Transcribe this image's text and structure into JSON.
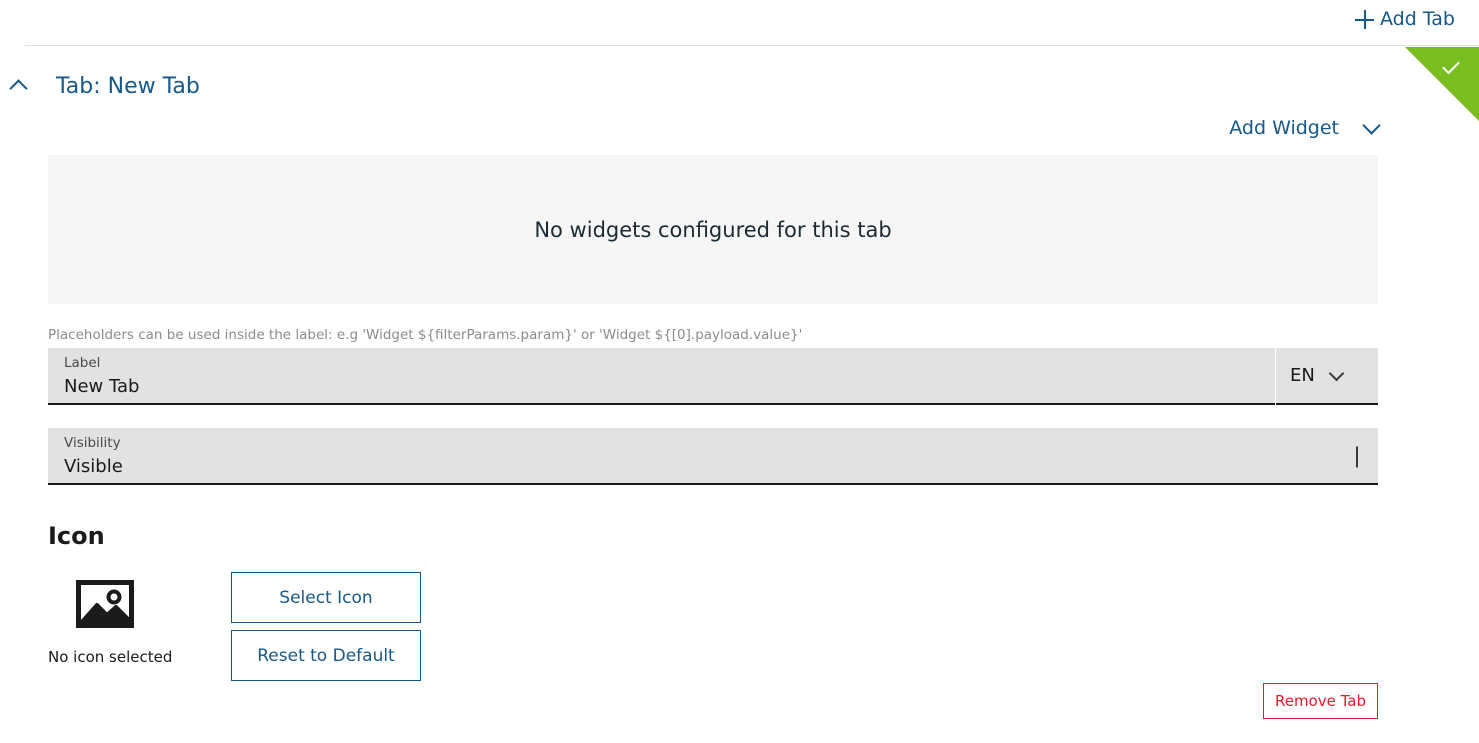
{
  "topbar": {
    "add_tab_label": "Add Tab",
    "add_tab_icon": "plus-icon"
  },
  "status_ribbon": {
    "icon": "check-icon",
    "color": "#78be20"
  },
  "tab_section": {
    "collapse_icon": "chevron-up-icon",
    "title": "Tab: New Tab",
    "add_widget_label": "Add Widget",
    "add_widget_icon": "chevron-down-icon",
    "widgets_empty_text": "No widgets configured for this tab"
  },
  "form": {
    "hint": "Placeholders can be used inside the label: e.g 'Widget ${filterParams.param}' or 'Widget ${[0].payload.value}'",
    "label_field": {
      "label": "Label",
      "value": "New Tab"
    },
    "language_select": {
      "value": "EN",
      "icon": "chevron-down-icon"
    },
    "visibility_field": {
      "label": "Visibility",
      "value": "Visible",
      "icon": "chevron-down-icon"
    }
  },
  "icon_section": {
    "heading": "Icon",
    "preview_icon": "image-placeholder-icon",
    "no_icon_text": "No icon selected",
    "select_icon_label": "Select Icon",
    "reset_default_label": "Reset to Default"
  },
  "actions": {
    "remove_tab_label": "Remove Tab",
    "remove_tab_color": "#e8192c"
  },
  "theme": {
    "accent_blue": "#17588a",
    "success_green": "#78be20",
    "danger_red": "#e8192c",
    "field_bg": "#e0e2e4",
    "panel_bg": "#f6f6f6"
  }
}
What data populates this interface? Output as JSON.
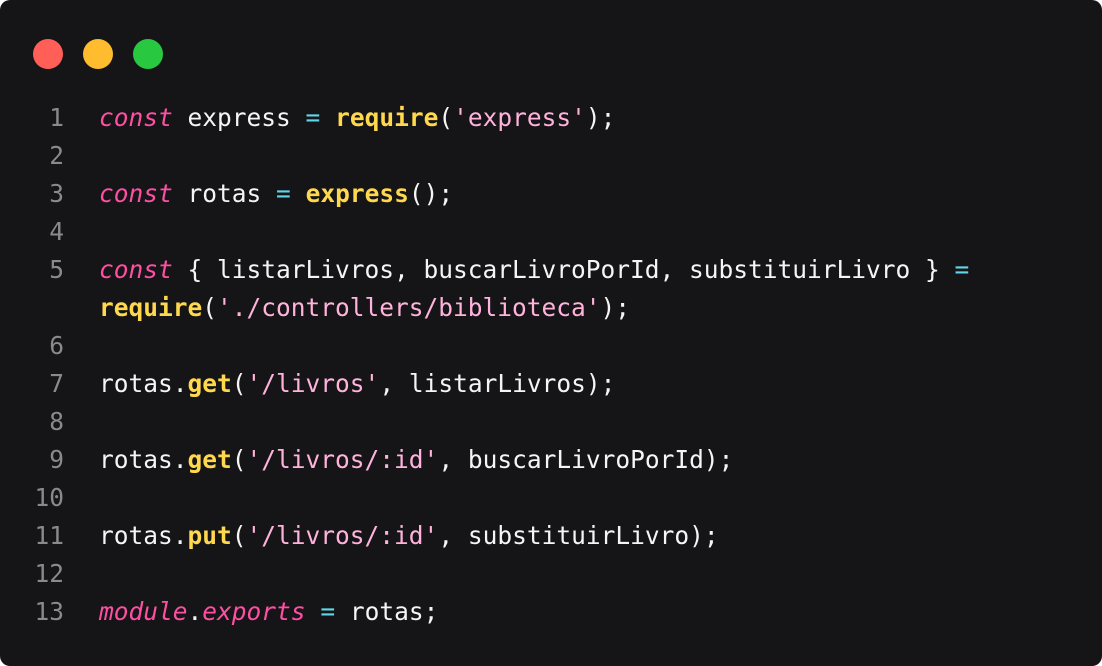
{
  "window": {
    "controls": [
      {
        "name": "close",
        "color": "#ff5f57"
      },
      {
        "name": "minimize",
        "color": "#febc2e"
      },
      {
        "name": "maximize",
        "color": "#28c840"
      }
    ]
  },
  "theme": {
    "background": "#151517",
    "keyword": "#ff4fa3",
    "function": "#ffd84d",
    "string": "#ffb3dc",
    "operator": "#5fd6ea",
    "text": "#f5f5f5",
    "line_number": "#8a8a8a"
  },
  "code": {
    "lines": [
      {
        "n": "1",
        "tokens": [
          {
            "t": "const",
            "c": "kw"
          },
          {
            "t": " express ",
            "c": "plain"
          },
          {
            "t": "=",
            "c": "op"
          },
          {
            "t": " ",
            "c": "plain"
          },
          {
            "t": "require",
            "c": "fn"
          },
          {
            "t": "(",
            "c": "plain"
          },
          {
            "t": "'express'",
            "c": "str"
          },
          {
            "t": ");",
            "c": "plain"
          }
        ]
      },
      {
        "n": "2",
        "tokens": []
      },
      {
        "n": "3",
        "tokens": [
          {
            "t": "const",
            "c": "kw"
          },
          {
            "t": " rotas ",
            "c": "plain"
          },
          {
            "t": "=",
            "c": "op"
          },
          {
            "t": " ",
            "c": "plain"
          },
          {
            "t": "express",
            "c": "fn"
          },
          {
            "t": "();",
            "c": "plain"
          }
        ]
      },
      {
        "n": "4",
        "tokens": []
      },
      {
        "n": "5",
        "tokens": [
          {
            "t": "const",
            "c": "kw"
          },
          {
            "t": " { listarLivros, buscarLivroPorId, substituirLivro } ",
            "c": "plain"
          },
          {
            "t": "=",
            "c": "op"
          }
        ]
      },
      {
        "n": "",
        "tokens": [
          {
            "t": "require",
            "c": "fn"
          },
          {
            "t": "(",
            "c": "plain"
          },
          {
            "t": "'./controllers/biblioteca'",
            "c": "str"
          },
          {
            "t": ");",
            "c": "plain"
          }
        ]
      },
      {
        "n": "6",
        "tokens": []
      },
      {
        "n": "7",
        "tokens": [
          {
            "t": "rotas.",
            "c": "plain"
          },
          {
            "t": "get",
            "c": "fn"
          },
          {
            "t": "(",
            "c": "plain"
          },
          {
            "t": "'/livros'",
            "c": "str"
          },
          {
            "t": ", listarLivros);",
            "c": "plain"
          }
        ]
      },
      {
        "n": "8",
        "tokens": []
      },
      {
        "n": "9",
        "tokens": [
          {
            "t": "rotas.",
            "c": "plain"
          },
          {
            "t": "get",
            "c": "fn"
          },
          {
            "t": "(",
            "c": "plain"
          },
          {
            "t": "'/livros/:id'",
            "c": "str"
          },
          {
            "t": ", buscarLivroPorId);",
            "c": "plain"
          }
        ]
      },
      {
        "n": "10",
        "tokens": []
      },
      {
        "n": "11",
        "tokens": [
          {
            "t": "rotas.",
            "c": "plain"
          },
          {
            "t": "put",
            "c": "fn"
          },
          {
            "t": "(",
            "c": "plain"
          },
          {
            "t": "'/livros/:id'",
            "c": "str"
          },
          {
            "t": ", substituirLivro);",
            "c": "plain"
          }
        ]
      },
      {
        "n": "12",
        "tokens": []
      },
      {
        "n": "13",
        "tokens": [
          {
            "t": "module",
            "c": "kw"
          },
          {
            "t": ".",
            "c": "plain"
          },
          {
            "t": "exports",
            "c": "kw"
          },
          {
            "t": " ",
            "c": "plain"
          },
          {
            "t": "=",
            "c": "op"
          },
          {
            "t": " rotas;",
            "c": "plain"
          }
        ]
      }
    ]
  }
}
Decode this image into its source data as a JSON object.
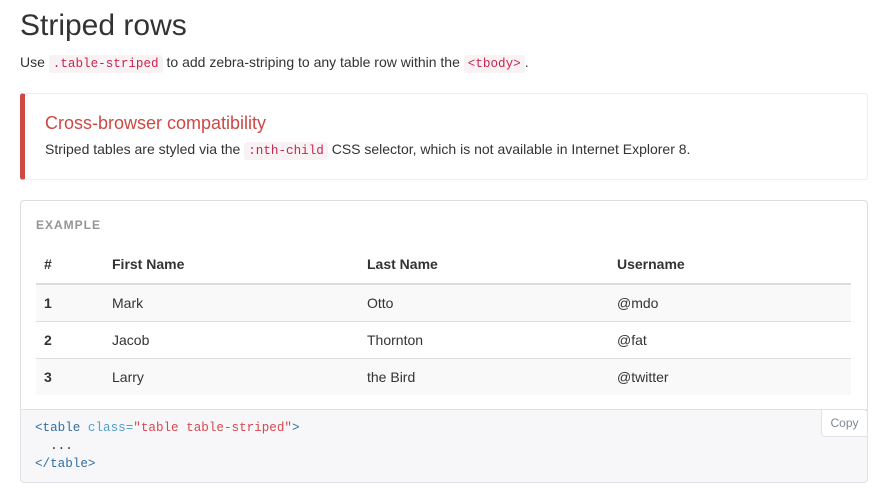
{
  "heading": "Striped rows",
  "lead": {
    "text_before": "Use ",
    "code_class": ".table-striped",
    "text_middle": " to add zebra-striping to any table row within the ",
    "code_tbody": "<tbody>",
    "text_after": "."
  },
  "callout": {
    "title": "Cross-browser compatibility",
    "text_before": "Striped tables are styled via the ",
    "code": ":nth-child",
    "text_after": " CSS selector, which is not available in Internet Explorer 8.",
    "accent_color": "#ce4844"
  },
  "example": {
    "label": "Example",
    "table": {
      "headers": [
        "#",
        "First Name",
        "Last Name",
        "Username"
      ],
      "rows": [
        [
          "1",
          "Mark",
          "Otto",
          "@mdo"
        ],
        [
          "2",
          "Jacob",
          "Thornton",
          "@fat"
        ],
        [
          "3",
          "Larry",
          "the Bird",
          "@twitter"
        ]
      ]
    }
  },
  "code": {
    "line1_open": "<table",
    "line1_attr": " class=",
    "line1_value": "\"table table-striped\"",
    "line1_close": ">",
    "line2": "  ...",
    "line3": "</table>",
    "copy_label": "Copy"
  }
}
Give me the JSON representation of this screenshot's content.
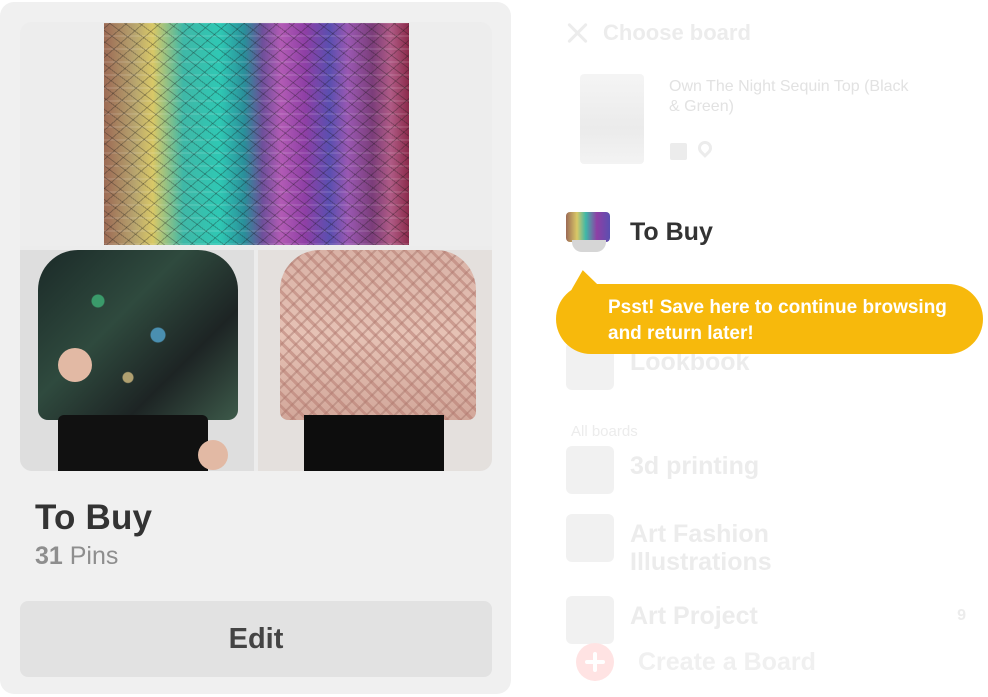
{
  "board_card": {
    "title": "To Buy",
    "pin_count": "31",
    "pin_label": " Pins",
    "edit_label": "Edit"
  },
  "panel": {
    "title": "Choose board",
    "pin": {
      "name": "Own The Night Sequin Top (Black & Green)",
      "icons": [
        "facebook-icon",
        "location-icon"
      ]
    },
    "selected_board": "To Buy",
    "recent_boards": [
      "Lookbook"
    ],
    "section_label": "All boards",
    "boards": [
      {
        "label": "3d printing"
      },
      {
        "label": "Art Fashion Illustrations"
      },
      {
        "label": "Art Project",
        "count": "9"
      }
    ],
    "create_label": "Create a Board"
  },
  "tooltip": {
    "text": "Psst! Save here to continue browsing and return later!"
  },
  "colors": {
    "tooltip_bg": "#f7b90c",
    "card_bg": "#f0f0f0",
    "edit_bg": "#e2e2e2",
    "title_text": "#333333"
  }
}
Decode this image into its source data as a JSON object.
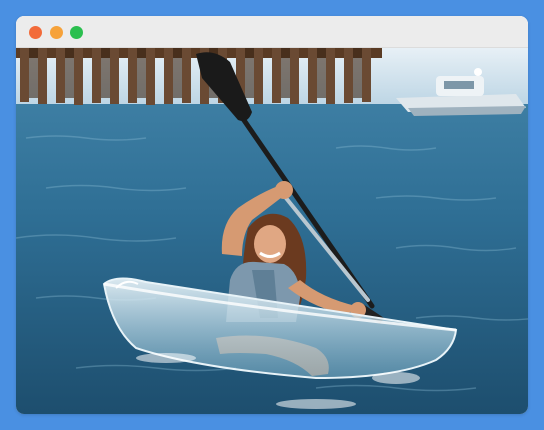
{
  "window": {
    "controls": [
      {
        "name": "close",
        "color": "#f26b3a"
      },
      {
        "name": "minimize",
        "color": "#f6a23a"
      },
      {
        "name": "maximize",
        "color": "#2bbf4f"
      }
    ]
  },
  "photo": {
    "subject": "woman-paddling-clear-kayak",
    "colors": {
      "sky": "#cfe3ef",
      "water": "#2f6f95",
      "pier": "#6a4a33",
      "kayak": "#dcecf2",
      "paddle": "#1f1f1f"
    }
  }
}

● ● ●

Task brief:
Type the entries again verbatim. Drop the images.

Exercise answer:
Transcribe this image's text and structure into JSON.
{
  "topbar": {
    "add_tab_label": "Add Tab",
    "add_tab_icon": "plus-icon"
  },
  "status_ribbon": {
    "icon": "check-icon",
    "color": "#78be20"
  },
  "tab_section": {
    "collapse_icon": "chevron-up-icon",
    "title": "Tab: New Tab",
    "add_widget_label": "Add Widget",
    "add_widget_icon": "chevron-down-icon",
    "widgets_empty_text": "No widgets configured for this tab"
  },
  "form": {
    "hint": "Placeholders can be used inside the label: e.g 'Widget ${filterParams.param}' or 'Widget ${[0].payload.value}'",
    "label_field": {
      "label": "Label",
      "value": "New Tab"
    },
    "language_select": {
      "value": "EN",
      "icon": "chevron-down-icon"
    },
    "visibility_field": {
      "label": "Visibility",
      "value": "Visible",
      "icon": "chevron-down-icon"
    }
  },
  "icon_section": {
    "heading": "Icon",
    "preview_icon": "image-placeholder-icon",
    "no_icon_text": "No icon selected",
    "select_icon_label": "Select Icon",
    "reset_default_label": "Reset to Default"
  },
  "actions": {
    "remove_tab_label": "Remove Tab",
    "remove_tab_color": "#e8192c"
  },
  "theme": {
    "accent_blue": "#17588a",
    "success_green": "#78be20",
    "danger_red": "#e8192c",
    "field_bg": "#e0e2e4",
    "panel_bg": "#f6f6f6"
  }
}
What data populates this interface? Output as JSON.
{
  "window": {
    "controls": [
      {
        "name": "close",
        "color": "#ff5f57"
      },
      {
        "name": "minimize",
        "color": "#febc2e"
      },
      {
        "name": "maximize",
        "color": "#28c840"
      }
    ]
  },
  "theme": {
    "background": "#151517",
    "keyword": "#ff4fa3",
    "function": "#ffd84d",
    "string": "#ffb3dc",
    "operator": "#5fd6ea",
    "text": "#f5f5f5",
    "line_number": "#8a8a8a"
  },
  "code": {
    "lines": [
      {
        "n": "1",
        "tokens": [
          {
            "t": "const",
            "c": "kw"
          },
          {
            "t": " express ",
            "c": "plain"
          },
          {
            "t": "=",
            "c": "op"
          },
          {
            "t": " ",
            "c": "plain"
          },
          {
            "t": "require",
            "c": "fn"
          },
          {
            "t": "(",
            "c": "plain"
          },
          {
            "t": "'express'",
            "c": "str"
          },
          {
            "t": ");",
            "c": "plain"
          }
        ]
      },
      {
        "n": "2",
        "tokens": []
      },
      {
        "n": "3",
        "tokens": [
          {
            "t": "const",
            "c": "kw"
          },
          {
            "t": " rotas ",
            "c": "plain"
          },
          {
            "t": "=",
            "c": "op"
          },
          {
            "t": " ",
            "c": "plain"
          },
          {
            "t": "express",
            "c": "fn"
          },
          {
            "t": "();",
            "c": "plain"
          }
        ]
      },
      {
        "n": "4",
        "tokens": []
      },
      {
        "n": "5",
        "tokens": [
          {
            "t": "const",
            "c": "kw"
          },
          {
            "t": " { listarLivros, buscarLivroPorId, substituirLivro } ",
            "c": "plain"
          },
          {
            "t": "=",
            "c": "op"
          }
        ]
      },
      {
        "n": "",
        "tokens": [
          {
            "t": "require",
            "c": "fn"
          },
          {
            "t": "(",
            "c": "plain"
          },
          {
            "t": "'./controllers/biblioteca'",
            "c": "str"
          },
          {
            "t": ");",
            "c": "plain"
          }
        ]
      },
      {
        "n": "6",
        "tokens": []
      },
      {
        "n": "7",
        "tokens": [
          {
            "t": "rotas.",
            "c": "plain"
          },
          {
            "t": "get",
            "c": "fn"
          },
          {
            "t": "(",
            "c": "plain"
          },
          {
            "t": "'/livros'",
            "c": "str"
          },
          {
            "t": ", listarLivros);",
            "c": "plain"
          }
        ]
      },
      {
        "n": "8",
        "tokens": []
      },
      {
        "n": "9",
        "tokens": [
          {
            "t": "rotas.",
            "c": "plain"
          },
          {
            "t": "get",
            "c": "fn"
          },
          {
            "t": "(",
            "c": "plain"
          },
          {
            "t": "'/livros/:id'",
            "c": "str"
          },
          {
            "t": ", buscarLivroPorId);",
            "c": "plain"
          }
        ]
      },
      {
        "n": "10",
        "tokens": []
      },
      {
        "n": "11",
        "tokens": [
          {
            "t": "rotas.",
            "c": "plain"
          },
          {
            "t": "put",
            "c": "fn"
          },
          {
            "t": "(",
            "c": "plain"
          },
          {
            "t": "'/livros/:id'",
            "c": "str"
          },
          {
            "t": ", substituirLivro);",
            "c": "plain"
          }
        ]
      },
      {
        "n": "12",
        "tokens": []
      },
      {
        "n": "13",
        "tokens": [
          {
            "t": "module",
            "c": "kw"
          },
          {
            "t": ".",
            "c": "plain"
          },
          {
            "t": "exports",
            "c": "kw"
          },
          {
            "t": " ",
            "c": "plain"
          },
          {
            "t": "=",
            "c": "op"
          },
          {
            "t": " rotas;",
            "c": "plain"
          }
        ]
      }
    ]
  }
}
Decode this image into its source data as a JSON object.
{
  "heading": "Striped rows",
  "lead": {
    "text_before": "Use ",
    "code_class": ".table-striped",
    "text_middle": " to add zebra-striping to any table row within the ",
    "code_tbody": "<tbody>",
    "text_after": "."
  },
  "callout": {
    "title": "Cross-browser compatibility",
    "text_before": "Striped tables are styled via the ",
    "code": ":nth-child",
    "text_after": " CSS selector, which is not available in Internet Explorer 8.",
    "accent_color": "#ce4844"
  },
  "example": {
    "label": "Example",
    "table": {
      "headers": [
        "#",
        "First Name",
        "Last Name",
        "Username"
      ],
      "rows": [
        [
          "1",
          "Mark",
          "Otto",
          "@mdo"
        ],
        [
          "2",
          "Jacob",
          "Thornton",
          "@fat"
        ],
        [
          "3",
          "Larry",
          "the Bird",
          "@twitter"
        ]
      ]
    }
  },
  "code": {
    "line1_open": "<table",
    "line1_attr": " class=",
    "line1_value": "\"table table-striped\"",
    "line1_close": ">",
    "line2": "  ...",
    "line3": "</table>",
    "copy_label": "Copy"
  }
}
Give me the JSON representation of this screenshot's content.
{
  "board_card": {
    "title": "To Buy",
    "pin_count": "31",
    "pin_label": " Pins",
    "edit_label": "Edit"
  },
  "panel": {
    "title": "Choose board",
    "pin": {
      "name": "Own The Night Sequin Top (Black & Green)",
      "icons": [
        "facebook-icon",
        "location-icon"
      ]
    },
    "selected_board": "To Buy",
    "recent_boards": [
      "Lookbook"
    ],
    "section_label": "All boards",
    "boards": [
      {
        "label": "3d printing"
      },
      {
        "label": "Art Fashion Illustrations"
      },
      {
        "label": "Art Project",
        "count": "9"
      }
    ],
    "create_label": "Create a Board"
  },
  "tooltip": {
    "text": "Psst! Save here to continue browsing and return later!"
  },
  "colors": {
    "tooltip_bg": "#f7b90c",
    "card_bg": "#f0f0f0",
    "edit_bg": "#e2e2e2",
    "title_text": "#333333"
  }
}
Decode this image into its source data as a JSON object.
{
  "window": {
    "controls": [
      {
        "name": "close",
        "color": "#f26b3a"
      },
      {
        "name": "minimize",
        "color": "#f6a23a"
      },
      {
        "name": "maximize",
        "color": "#2bbf4f"
      }
    ]
  },
  "photo": {
    "subject": "woman-paddling-clear-kayak",
    "colors": {
      "sky": "#cfe3ef",
      "water": "#2f6f95",
      "pier": "#6a4a33",
      "kayak": "#dcecf2",
      "paddle": "#1f1f1f"
    }
  }
}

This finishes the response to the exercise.